Produce a faithful copy of the data, one that leaves out the pictures.

Items from a data source:
========================
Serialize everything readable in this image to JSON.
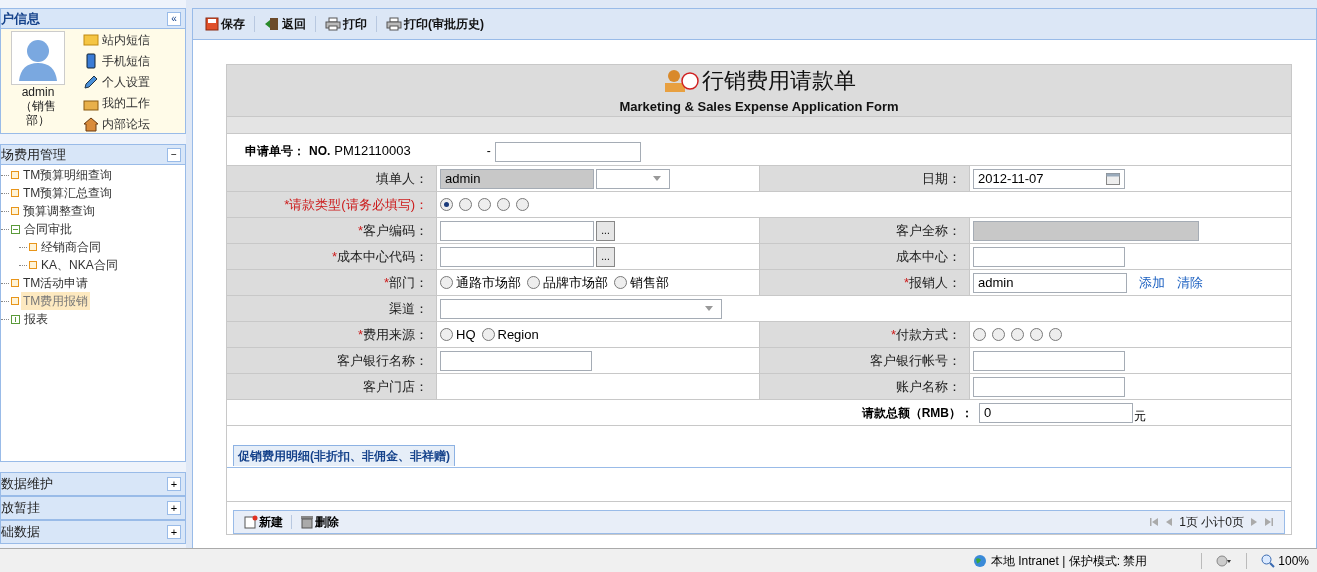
{
  "sidebar": {
    "user_panel": {
      "title": "户信息",
      "collapse": "«",
      "user_name": "admin",
      "user_dept": "（销售部）",
      "links": [
        {
          "label": "站内短信"
        },
        {
          "label": "手机短信"
        },
        {
          "label": "个人设置"
        },
        {
          "label": "我的工作"
        },
        {
          "label": "内部论坛"
        }
      ]
    },
    "menu_panel": {
      "title": "场费用管理",
      "toggle": "−",
      "items": [
        {
          "label": "TM预算明细查询",
          "selected": false
        },
        {
          "label": "TM预算汇总查询",
          "selected": false
        },
        {
          "label": "预算调整查询",
          "selected": false
        },
        {
          "label": "合同审批",
          "selected": false,
          "expanded": true,
          "children": [
            {
              "label": "经销商合同",
              "selected": false
            },
            {
              "label": "KA、NKA合同",
              "selected": false
            }
          ]
        },
        {
          "label": "TM活动申请",
          "selected": false
        },
        {
          "label": "TM费用报销",
          "selected": true
        },
        {
          "label": "报表",
          "selected": false,
          "expanded": false
        }
      ]
    },
    "collapsed_panels": [
      {
        "title": "数据维护",
        "toggle": "+"
      },
      {
        "title": "放暂挂",
        "toggle": "+"
      },
      {
        "title": "础数据",
        "toggle": "+"
      }
    ]
  },
  "toolbar": [
    {
      "label": "保存"
    },
    {
      "label": "返回"
    },
    {
      "label": "打印"
    },
    {
      "label": "打印(审批历史)"
    }
  ],
  "form": {
    "title": "行销费用请款单",
    "subtitle": "Marketing & Sales Expense Application Form",
    "number_label": "申请单号：",
    "number_prefix": "NO.",
    "number": "PM12110003",
    "number_dash": "-",
    "rows": [
      {
        "fields": [
          {
            "label": "填单人：",
            "kind": "input_select",
            "value": "admin",
            "disabled": true
          },
          {
            "label": "日期：",
            "kind": "date",
            "value": "2012-11-07"
          }
        ]
      },
      {
        "fields": [
          {
            "mark": "*",
            "label": "请款类型(请务必填写)：",
            "highlight": true,
            "kind": "radios",
            "options": [
              {
                "selected": true
              },
              {
                "selected": false
              },
              {
                "selected": false
              },
              {
                "selected": false
              },
              {
                "selected": false
              }
            ]
          }
        ]
      },
      {
        "fields": [
          {
            "mark": "*",
            "label": "客户编码：",
            "kind": "lookup",
            "button": "..."
          },
          {
            "label": "客户全称：",
            "kind": "input",
            "disabled": true
          }
        ]
      },
      {
        "fields": [
          {
            "mark": "*",
            "label": "成本中心代码：",
            "kind": "lookup",
            "button": "..."
          },
          {
            "label": "成本中心：",
            "kind": "input",
            "disabled": false
          }
        ]
      },
      {
        "fields": [
          {
            "mark": "*",
            "label": "部门：",
            "kind": "radios",
            "options": [
              {
                "label": "通路市场部",
                "selected": false
              },
              {
                "label": "品牌市场部",
                "selected": false
              },
              {
                "label": "销售部",
                "selected": false
              }
            ]
          },
          {
            "mark": "*",
            "label": "报销人：",
            "kind": "input_links",
            "value": "admin",
            "links": [
              "添加",
              "清除"
            ]
          }
        ]
      },
      {
        "fields": [
          {
            "label": "渠道：",
            "kind": "select"
          }
        ]
      },
      {
        "fields": [
          {
            "mark": "*",
            "label": "费用来源：",
            "kind": "radios",
            "options": [
              {
                "label": "HQ",
                "selected": false
              },
              {
                "label": "Region",
                "selected": false
              }
            ]
          },
          {
            "mark": "*",
            "label": "付款方式：",
            "kind": "radios",
            "options": [
              {
                "selected": false
              },
              {
                "selected": false
              },
              {
                "selected": false
              },
              {
                "selected": false
              },
              {
                "selected": false
              }
            ]
          }
        ]
      },
      {
        "fields": [
          {
            "label": "客户银行名称：",
            "kind": "input",
            "disabled": false
          },
          {
            "label": "客户银行帐号：",
            "kind": "input",
            "disabled": false
          }
        ]
      },
      {
        "fields": [
          {
            "label": "客户门店：",
            "kind": "empty"
          },
          {
            "label": "账户名称：",
            "kind": "input",
            "disabled": false
          }
        ]
      }
    ],
    "total": {
      "label": "请款总额（RMB）：",
      "value": "0",
      "unit": "元"
    }
  },
  "detail": {
    "tab": "促销费用明细(非折扣、非佣金、非祥赠)",
    "actions": [
      {
        "label": "新建"
      },
      {
        "label": "删除"
      }
    ],
    "pager": "1页 小计0页"
  },
  "status_bar": {
    "zone": "本地 Intranet | 保护模式: 禁用",
    "zoom": "100%"
  }
}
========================
-- WRITTEN RESPONSE --
Serialize everything readable in this image to JSON.
{
  "sidebar": {
    "user_panel": {
      "title": "户信息",
      "collapse": "«",
      "user_name": "admin",
      "user_dept": "（销售部）",
      "links": [
        {
          "label": "站内短信"
        },
        {
          "label": "手机短信"
        },
        {
          "label": "个人设置"
        },
        {
          "label": "我的工作"
        },
        {
          "label": "内部论坛"
        }
      ]
    },
    "menu_panel": {
      "title": "场费用管理",
      "toggle": "−",
      "items": [
        {
          "label": "TM预算明细查询",
          "selected": false
        },
        {
          "label": "TM预算汇总查询",
          "selected": false
        },
        {
          "label": "预算调整查询",
          "selected": false
        },
        {
          "label": "合同审批",
          "selected": false,
          "expanded": true,
          "children": [
            {
              "label": "经销商合同",
              "selected": false
            },
            {
              "label": "KA、NKA合同",
              "selected": false
            }
          ]
        },
        {
          "label": "TM活动申请",
          "selected": false
        },
        {
          "label": "TM费用报销",
          "selected": true
        },
        {
          "label": "报表",
          "selected": false,
          "expanded": false
        }
      ]
    },
    "collapsed_panels": [
      {
        "title": "数据维护",
        "toggle": "+"
      },
      {
        "title": "放暂挂",
        "toggle": "+"
      },
      {
        "title": "础数据",
        "toggle": "+"
      }
    ]
  },
  "toolbar": [
    {
      "label": "保存"
    },
    {
      "label": "返回"
    },
    {
      "label": "打印"
    },
    {
      "label": "打印(审批历史)"
    }
  ],
  "form": {
    "title": "行销费用请款单",
    "subtitle": "Marketing & Sales Expense Application Form",
    "number_label": "申请单号：",
    "number_prefix": "NO.",
    "number": "PM12110003",
    "number_dash": "-",
    "rows": [
      {
        "fields": [
          {
            "label": "填单人：",
            "kind": "input_select",
            "value": "admin",
            "disabled": true
          },
          {
            "label": "日期：",
            "kind": "date",
            "value": "2012-11-07"
          }
        ]
      },
      {
        "fields": [
          {
            "mark": "*",
            "label": "请款类型(请务必填写)：",
            "highlight": true,
            "kind": "radios",
            "options": [
              {
                "selected": true
              },
              {
                "selected": false
              },
              {
                "selected": false
              },
              {
                "selected": false
              },
              {
                "selected": false
              }
            ]
          }
        ]
      },
      {
        "fields": [
          {
            "mark": "*",
            "label": "客户编码：",
            "kind": "lookup",
            "button": "..."
          },
          {
            "label": "客户全称：",
            "kind": "input",
            "disabled": true
          }
        ]
      },
      {
        "fields": [
          {
            "mark": "*",
            "label": "成本中心代码：",
            "kind": "lookup",
            "button": "..."
          },
          {
            "label": "成本中心：",
            "kind": "input",
            "disabled": false
          }
        ]
      },
      {
        "fields": [
          {
            "mark": "*",
            "label": "部门：",
            "kind": "radios",
            "options": [
              {
                "label": "通路市场部",
                "selected": false
              },
              {
                "label": "品牌市场部",
                "selected": false
              },
              {
                "label": "销售部",
                "selected": false
              }
            ]
          },
          {
            "mark": "*",
            "label": "报销人：",
            "kind": "input_links",
            "value": "admin",
            "links": [
              "添加",
              "清除"
            ]
          }
        ]
      },
      {
        "fields": [
          {
            "label": "渠道：",
            "kind": "select"
          }
        ]
      },
      {
        "fields": [
          {
            "mark": "*",
            "label": "费用来源：",
            "kind": "radios",
            "options": [
              {
                "label": "HQ",
                "selected": false
              },
              {
                "label": "Region",
                "selected": false
              }
            ]
          },
          {
            "mark": "*",
            "label": "付款方式：",
            "kind": "radios",
            "options": [
              {
                "selected": false
              },
              {
                "selected": false
              },
              {
                "selected": false
              },
              {
                "selected": false
              },
              {
                "selected": false
              }
            ]
          }
        ]
      },
      {
        "fields": [
          {
            "label": "客户银行名称：",
            "kind": "input",
            "disabled": false
          },
          {
            "label": "客户银行帐号：",
            "kind": "input",
            "disabled": false
          }
        ]
      },
      {
        "fields": [
          {
            "label": "客户门店：",
            "kind": "empty"
          },
          {
            "label": "账户名称：",
            "kind": "input",
            "disabled": false
          }
        ]
      }
    ],
    "total": {
      "label": "请款总额（RMB）：",
      "value": "0",
      "unit": "元"
    }
  },
  "detail": {
    "tab": "促销费用明细(非折扣、非佣金、非祥赠)",
    "actions": [
      {
        "label": "新建"
      },
      {
        "label": "删除"
      }
    ],
    "pager": "1页 小计0页"
  },
  "status_bar": {
    "zone": "本地 Intranet | 保护模式: 禁用",
    "zoom": "100%"
  }
}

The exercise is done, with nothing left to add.